When we love a place, it can be tough to balance the urge to savor it with the necessity of saving it for others to appreciate.
When we love a place, it can be tough to balance the urge to savor it with the necessity of saving it for others to appreciate. This November, Oregon voters have a chance to do both by voting on Measure 76, an initiative to divert 15 percent of lottery funds to support Oregon’s parks, waterways and native fish and wildlife habitats.
E.B. White said it well: “I arise in the morning torn between a desire to improve the world and a desire to enjoy the world.”
With nearly 100,000 acres of parks—from high desert to lush forest to our 363 miles of (all public) coastline—Oregon has one of the best park systems in the country.
“Measure 76 protects what we love about Oregon—the outdoors,” said Jon Isaacs, executive director of the Oregon League of Conservation Voters. “This money builds skate parks and bike trails, cleans our rivers and beaches and keeps our trails open. Measure 76 makes sure that we all can go hiking, camping, surfing and kayaking without having to pay an arm and a leg.”
Though many of us are too young to remember, Oregon’s park system suffered during the ’90s. Facilities fell into disrepair and no new campgrounds had opened in nearly 30 years. In 1996, lack of funding nearly caused the Oregon Parks and Recreation Commission to close 64 properties, but emergency funding by the Oregon State Legislature kept the parks open. In 1998, voters overwhelmingly approved Measure 66, which dedicated 15 percent of lottery funds to Oregon’s parks until 2014. Measure 76 renews this funding indefinitely; if voters reject the measure, this funding will disappear.
By anyone’s standards, things have improved since Measure 66 went into effect.

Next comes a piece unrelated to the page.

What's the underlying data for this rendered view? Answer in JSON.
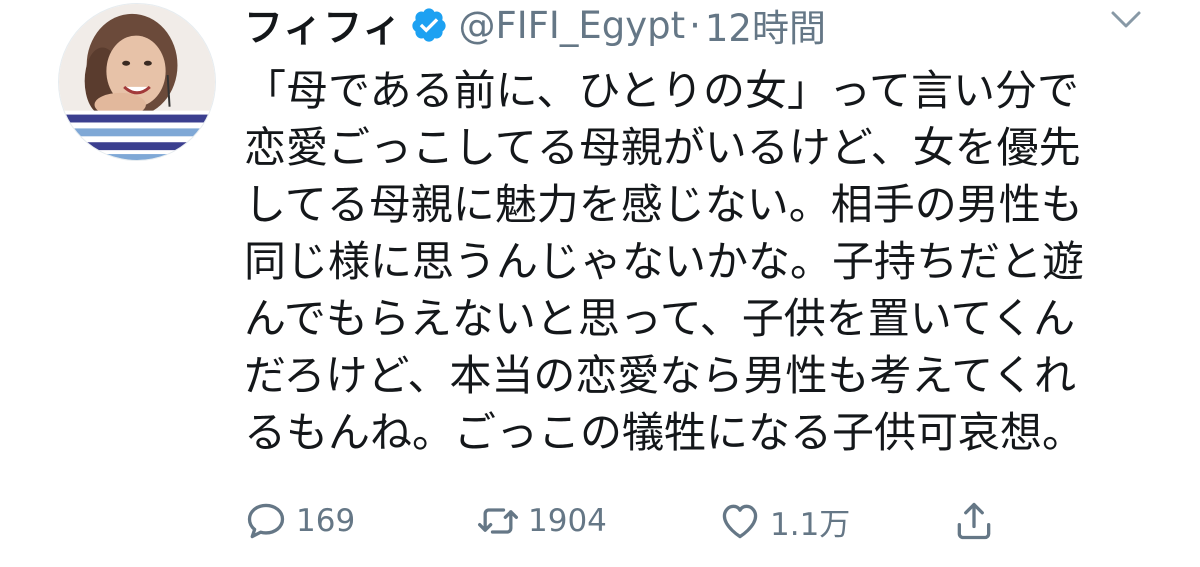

The $100 million repair backlog is a thing of the past. Nearly 9,000 acres of parks have been added. However, crossing the border into California can remind us just how necessary it is to continue supporting our natural resources. After years of being chronically underfunded, California’s parks are showing their neglect. Parks have faced soft closures and reduction in services, and there is now a $1.3 billion maintenance backlog. If Measure 76 fails, Oregon’s park system could face similar problems.
And yet, I know, thousands of Oregonians are out of work. Our state budget is stretched thin. In a time of economic crisis, it is hard to ask voters to give to programs that aren’t specifically dedicated to job creation, education or social services. But voting “no” on Measure 76 won’t help any of our immediate economic needs. Even if voters reject 76, there will still be no money available to fund other programs; when 66 was passed, it stipulated that none of the funds could be diverted until the measure expired in 2014.
Though Measure 76 provides indefinite funding for Oregon’s natural resources, a proposed amendment will allow any dedicated funds to be diverted in times of economic crisis. Conservation groups across the state have pledged to support this amendment, to make sure that both the environment and the economic needs of Oregonians are protected. Natural systems don’t wait. We can’t withdraw funding and expect the environment to bounce back when money comes in again. If we use our parks, it’s our responsibility to support them.
And yes, we do use them. Oregonians rank third in the nation for total visits per state park acre, with 424 visits per acre from 2008–09 alone. In the same year, Oregon’s day-use sites were visited 40 million times. Environmental stewardship requires long-term vision and continued financial support—not just when it’s convenient or easy.
Respect Oregon by supporting its natural resources: Vote “yes” on Measure 76. ?